From the description:
Rule One for the neurologist in residence: "You ain't never the same when the air hits your brain." In this fascinating book, Dr. Frank Vertosick brings that fact to life through intimate portraits of patients and unsparing yet gripping descriptions of brain surgery. His section on doing his residency in the Mental Illness ward is great.

Dr. Brent Kidder

Kristin Whitlock said...

The first book that came to mind is "The Lucifer Effect: Understanding How Good People Turn Evil" by Philip Zimbardo. In this book, Dr. Zimbardo presents his case of the impact of stiuational variables on behavior, describes his "Prison study" in incredible and compelling detail, ties such forces to today's world, and explains how we can all become heroes. A great read!

Rachael Peterson said...

"The Female Brain" by Louann Brizendine is by far the best book I have read recently. I can't keep it on the shelf in my classroom because my students consistently check it out and very often end up buying their own copy. They have formed their own discussion groups and are eagerly awaiting release of "The Male Brain" March 10th.

Anonymous said...

Hello! I discovered an author named Anthony De Mello. He was a psychologist, a catholic priest, and a spiritual teacher. I've recently read his book "Awareness," and he really challenges the type of behavior that most people consider "normal" and brings up a lot of mind opening matters. The book has a very unusual mix of psychology and spirituality.

Sherry said...

I also really enjoyed "the man who mistook his wife a for hat and other tales" and Psychology and the Simpsons. I have my students pick any non-fiction to read, evaluate, and report on for thier final exam. We do an informal presentation (why you should/shouldn't read this book). It has been very eye opening for students to see all that is out there.

Anonymous said...
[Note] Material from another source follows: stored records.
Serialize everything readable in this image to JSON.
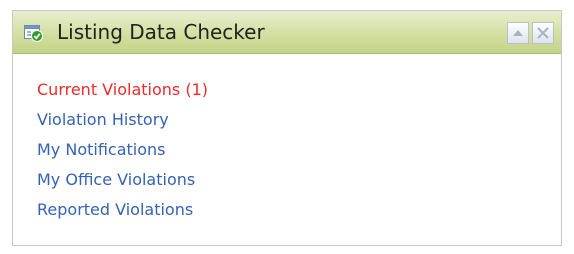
{
  "widget": {
    "title": "Listing Data Checker",
    "app_icon": "listing-checker-icon",
    "controls": {
      "collapse_icon": "triangle-up-icon",
      "close_icon": "close-icon"
    },
    "links": [
      {
        "label": "Current Violations (1)",
        "color": "#ee2a2a"
      },
      {
        "label": "Violation History",
        "color": "#3562b5"
      },
      {
        "label": "My Notifications",
        "color": "#3562b5"
      },
      {
        "label": "My Office Violations",
        "color": "#3562b5"
      },
      {
        "label": "Reported Violations",
        "color": "#3562b5"
      }
    ]
  },
  "colors": {
    "header_top": "#e9efcf",
    "header_bottom": "#c3d386",
    "link": "#3562b5",
    "alert": "#ee2a2a"
  }
}
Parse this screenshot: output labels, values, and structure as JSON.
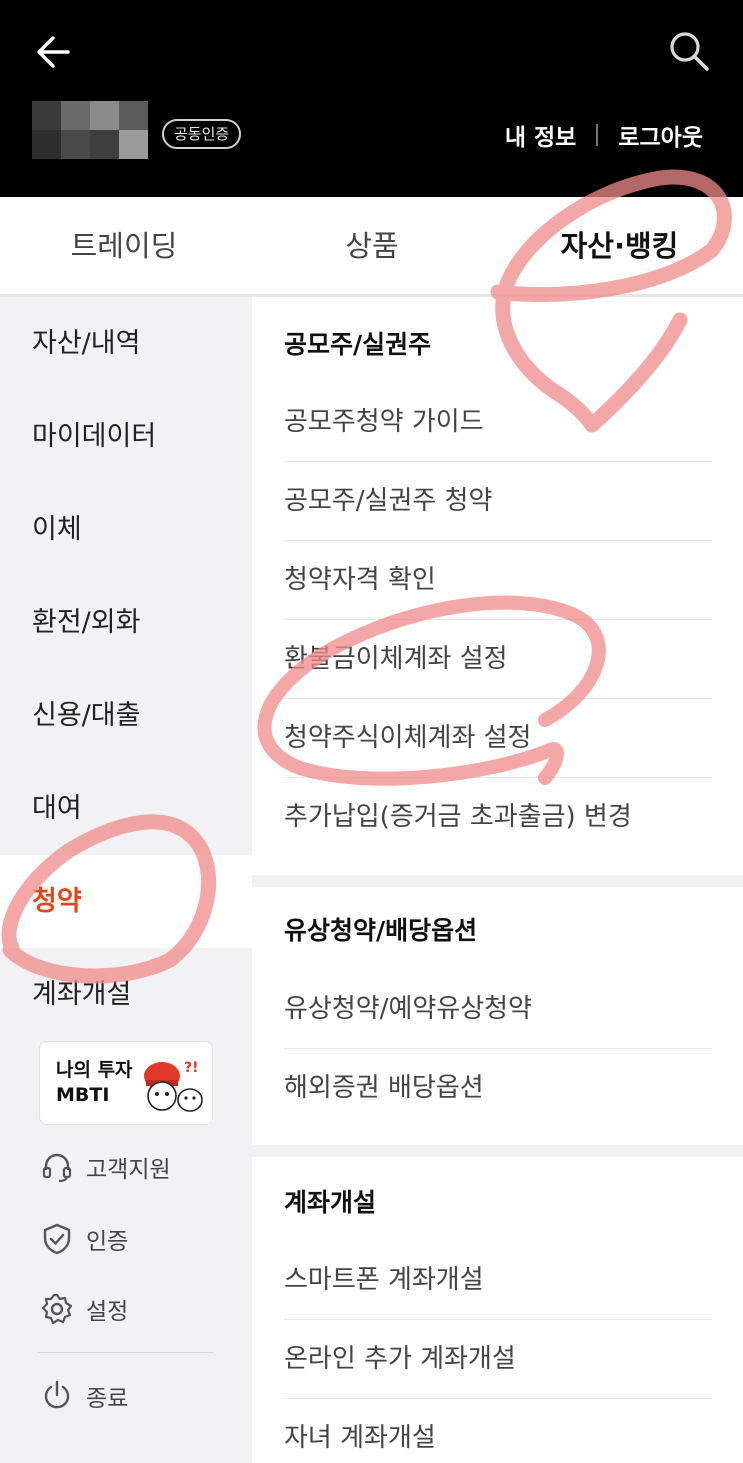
{
  "header": {
    "cert_badge": "공동인증",
    "my_info": "내 정보",
    "logout": "로그아웃"
  },
  "icons": {
    "back": "arrow-left-icon",
    "search": "search-icon"
  },
  "tabs": [
    {
      "label": "트레이딩",
      "active": false
    },
    {
      "label": "상품",
      "active": false
    },
    {
      "label": "자산·뱅킹",
      "active": true
    }
  ],
  "sidebar": {
    "items": [
      {
        "label": "자산/내역",
        "active": false
      },
      {
        "label": "마이데이터",
        "active": false
      },
      {
        "label": "이체",
        "active": false
      },
      {
        "label": "환전/외화",
        "active": false
      },
      {
        "label": "신용/대출",
        "active": false
      },
      {
        "label": "대여",
        "active": false
      },
      {
        "label": "청약",
        "active": true
      },
      {
        "label": "계좌개설",
        "active": false
      }
    ],
    "banner": "나의 투자\nMBTI",
    "utils": [
      {
        "label": "고객지원",
        "icon": "headset-icon"
      },
      {
        "label": "인증",
        "icon": "shield-check-icon"
      },
      {
        "label": "설정",
        "icon": "gear-icon"
      },
      {
        "label": "종료",
        "icon": "power-icon"
      }
    ]
  },
  "sections": [
    {
      "title": "공모주/실권주",
      "items": [
        "공모주청약 가이드",
        "공모주/실권주 청약",
        "청약자격 확인",
        "환불금이체계좌 설정",
        "청약주식이체계좌 설정",
        "추가납입(증거금 초과출금) 변경"
      ]
    },
    {
      "title": "유상청약/배당옵션",
      "items": [
        "유상청약/예약유상청약",
        "해외증권 배당옵션"
      ]
    },
    {
      "title": "계좌개설",
      "items": [
        "스마트폰 계좌개설",
        "온라인 추가 계좌개설",
        "자녀 계좌개설"
      ]
    }
  ],
  "colors": {
    "accent": "#e0481c",
    "annotation": "#f08a8a"
  }
}
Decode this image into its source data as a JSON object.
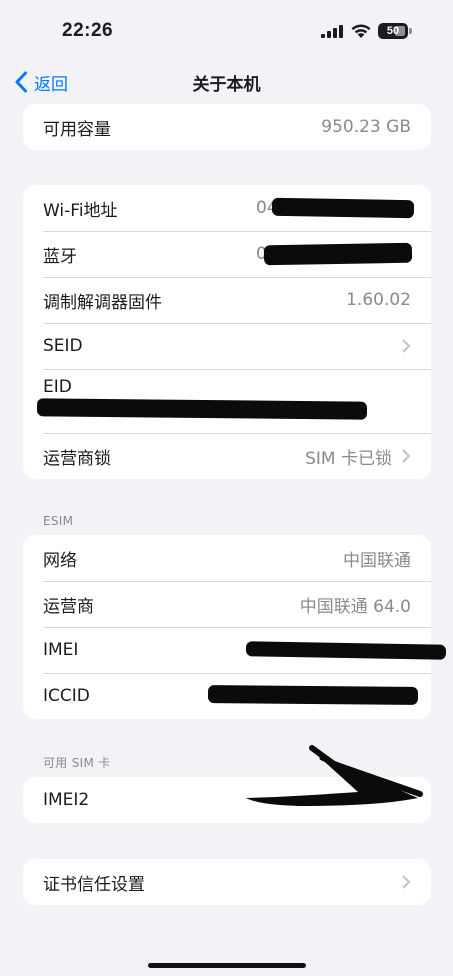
{
  "status": {
    "time": "22:26",
    "battery": "50"
  },
  "nav": {
    "back_label": "返回",
    "title": "关于本机"
  },
  "capacity": {
    "label": "可用容量",
    "value": "950.23 GB"
  },
  "network_group": {
    "wifi_label": "Wi-Fi地址",
    "wifi_value_prefix": "04",
    "bluetooth_label": "蓝牙",
    "bluetooth_value_prefix": "0",
    "modem_label": "调制解调器固件",
    "modem_value": "1.60.02",
    "seid_label": "SEID",
    "eid_label": "EID",
    "carrier_lock_label": "运营商锁",
    "carrier_lock_value": "SIM 卡已锁"
  },
  "esim": {
    "header": "ESIM",
    "network_label": "网络",
    "network_value": "中国联通",
    "carrier_label": "运营商",
    "carrier_value": "中国联通 64.0",
    "imei_label": "IMEI",
    "iccid_label": "ICCID"
  },
  "sim": {
    "header": "可用 SIM 卡",
    "imei2_label": "IMEI2"
  },
  "trust": {
    "label": "证书信任设置"
  },
  "colors": {
    "accent": "#007aff",
    "background": "#f2f2f7",
    "secondary_text": "#8a8a8e"
  }
}
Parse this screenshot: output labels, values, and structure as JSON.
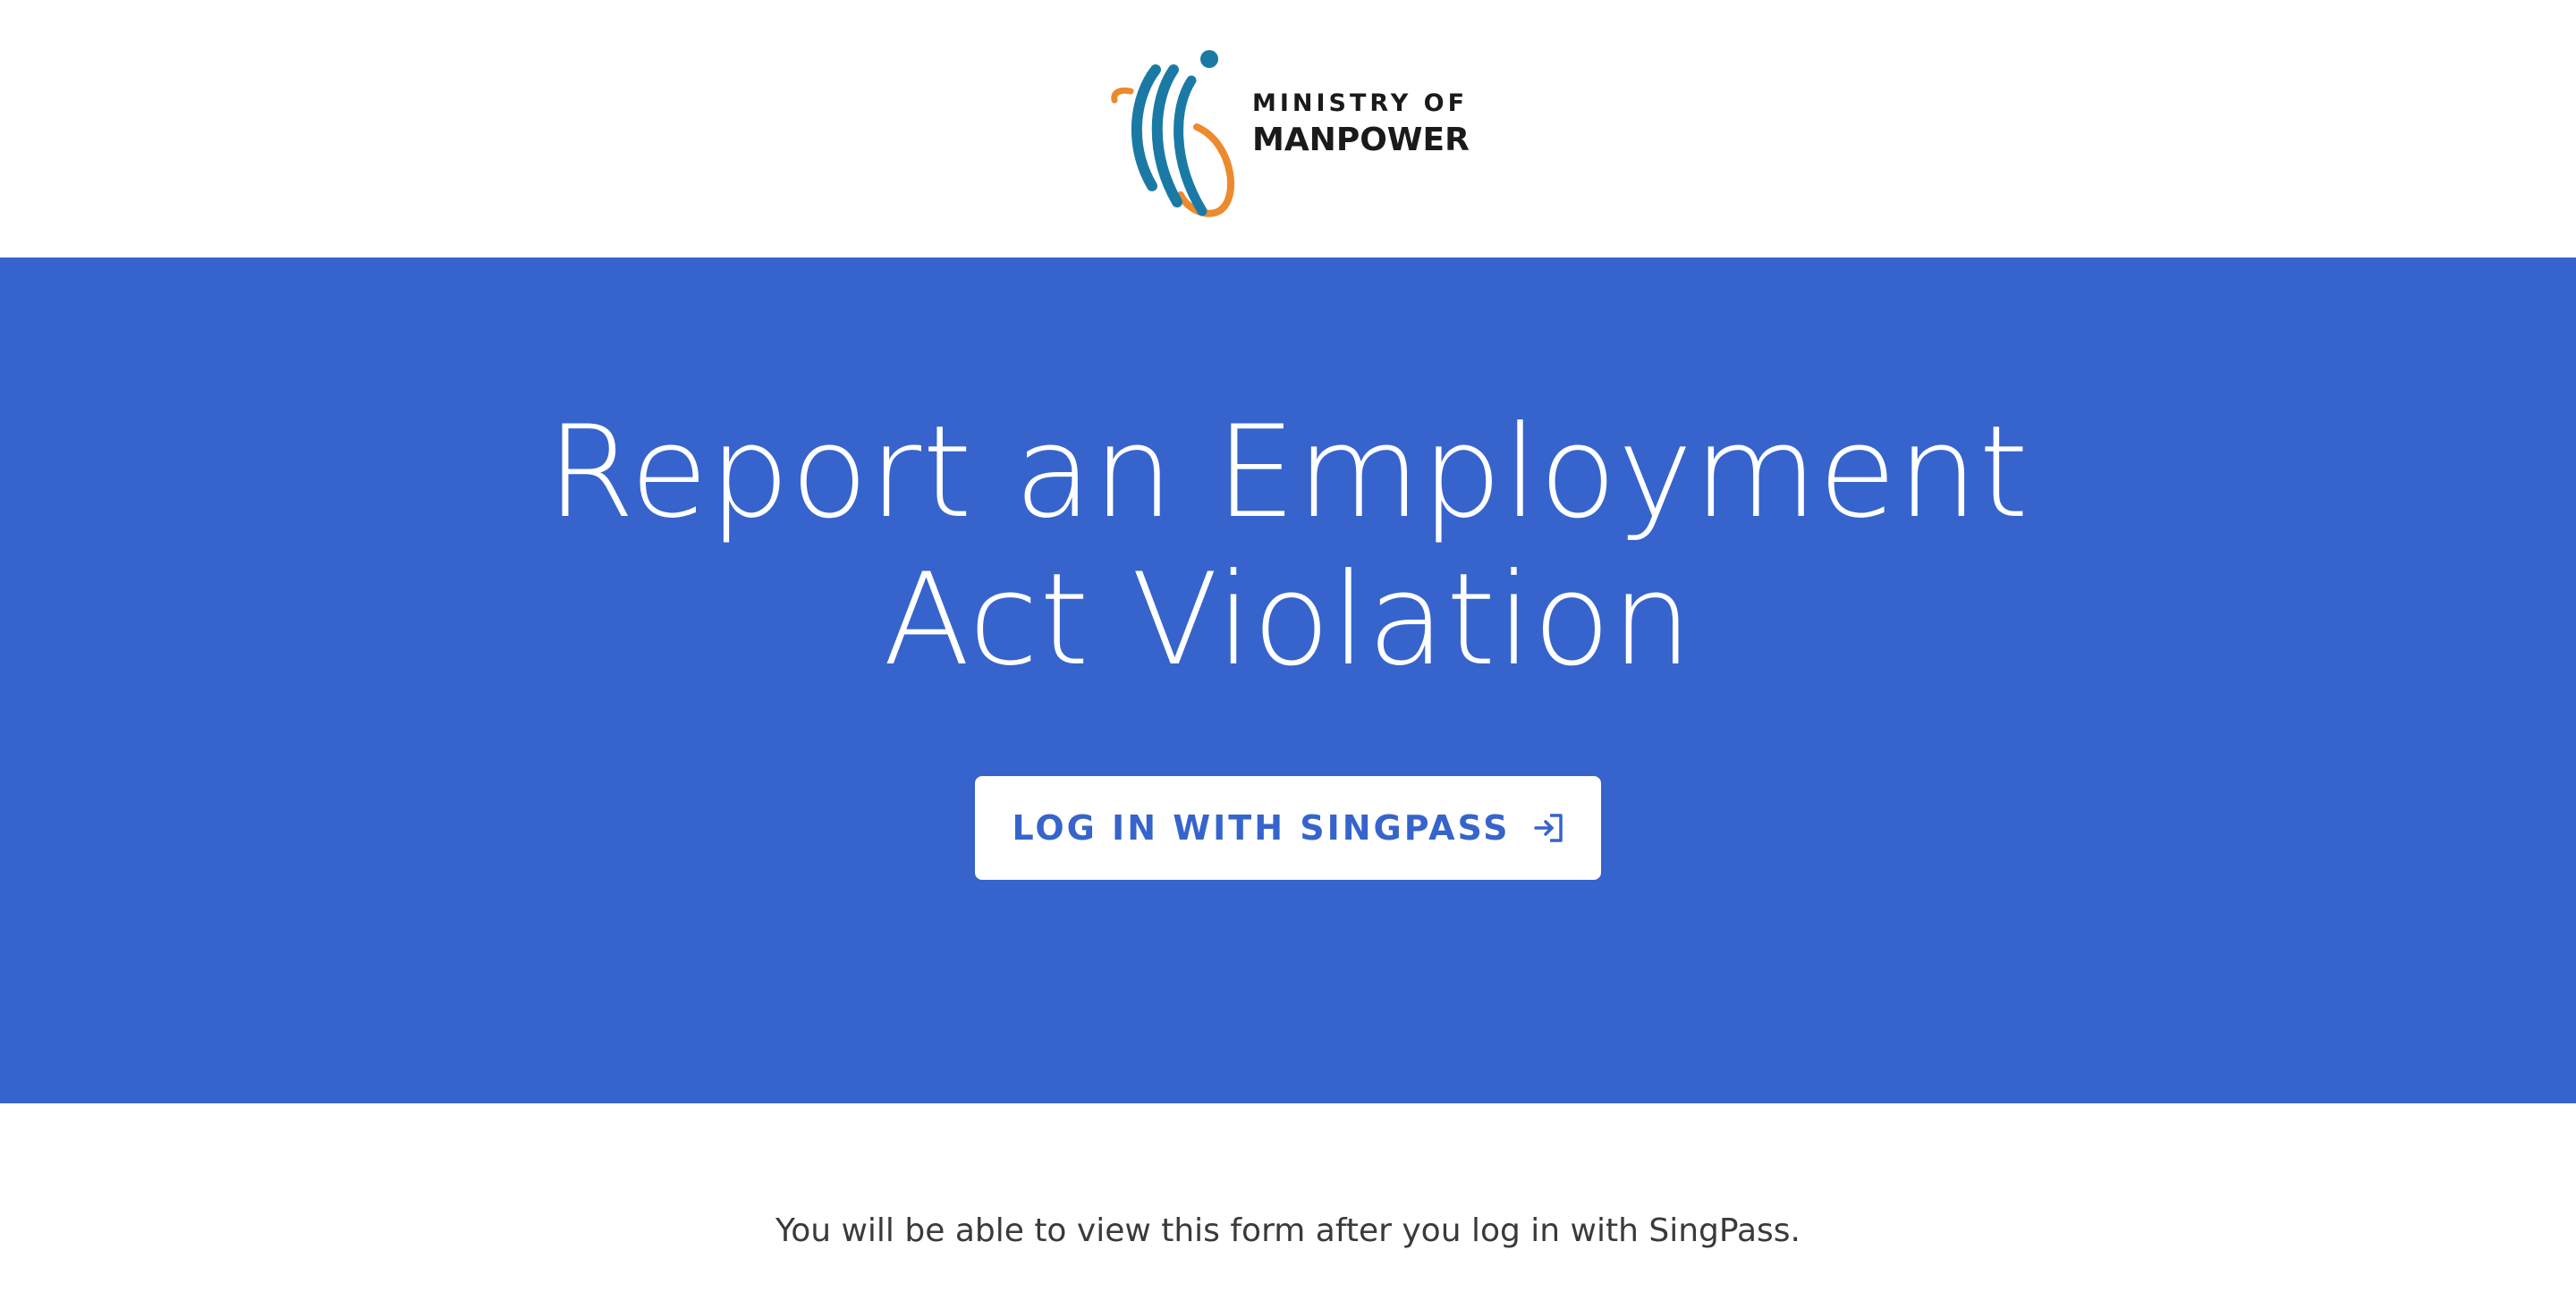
{
  "header": {
    "logo": {
      "line1": "MINISTRY OF",
      "line2": "MANPOWER"
    }
  },
  "hero": {
    "title_line1": "Report an Employment",
    "title_line2": "Act Violation",
    "button_label": "LOG IN WITH SINGPASS",
    "button_icon": "log-in-icon"
  },
  "note": {
    "text": "You will be able to view this form after you log in with SingPass."
  },
  "colors": {
    "hero_background": "#3664cc",
    "logo_blue": "#1b7aa5",
    "logo_orange": "#ec8a2d",
    "text_dark": "#3a3a3a"
  }
}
"Vision and Art: The Biology of Seeing" by Margaret Livingstone is a beautiful, not-overly scientific book I use during the sensation & perception unit. Her explanation of why the Mona Lisa is so mysterious connects the dots nicely.

Michael Sandler